Molly Burich, MS, head of public policy at Boehringer Ingelheim, discusses several tactics that would help increase biosimilar uptake in the United States and get around current obstacles during the World Biosimilar Congress USA 2020 at the Festival of Biologics USA in San Diego, California.
Molly Burich, MS, is the head of public policy at Boehringer Ingelheim.
With all the obstacles to biosimilar competition, where is the work around to other solutions?

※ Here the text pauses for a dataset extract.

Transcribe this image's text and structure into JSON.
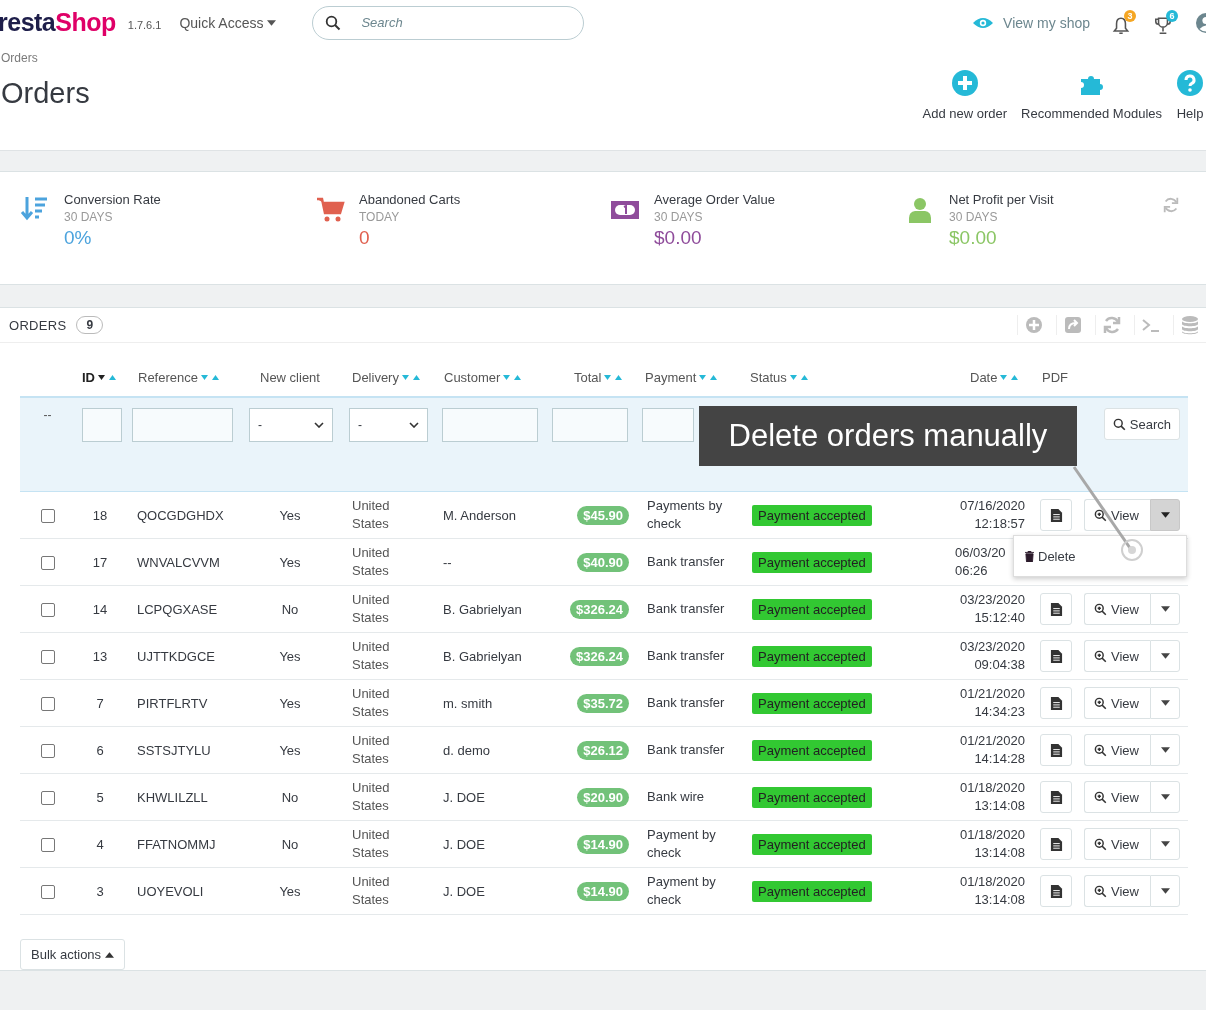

There's no question that there's barriers to the uptake of biosimilars. We have reimbursement systems that can have a tendency to incent a higher cost product. So, what we need to see are some efforts at the federal and payer level that will allow some of those misaligned incentives to be removed or adjusted to get the biosimilar market moving. Some of those ideas can include things like shared savings, where you give physicians and patients an opportunity to share some of the savings that are generated from using lower cost products. The administration has the ability in their authority now to implement a shared savings program. We've also seen some congressional activity around increasing ASP [average sales price] add-on for physicians, zero-dollar cost share for patients, Part D Star ratings measures around biosimilars. All of those things are really important to help get the market moving and stimulate the biosimilar market so that we not only have better uptake now, but that we have a long-term robust and sustainable market where we're truly driving down costs.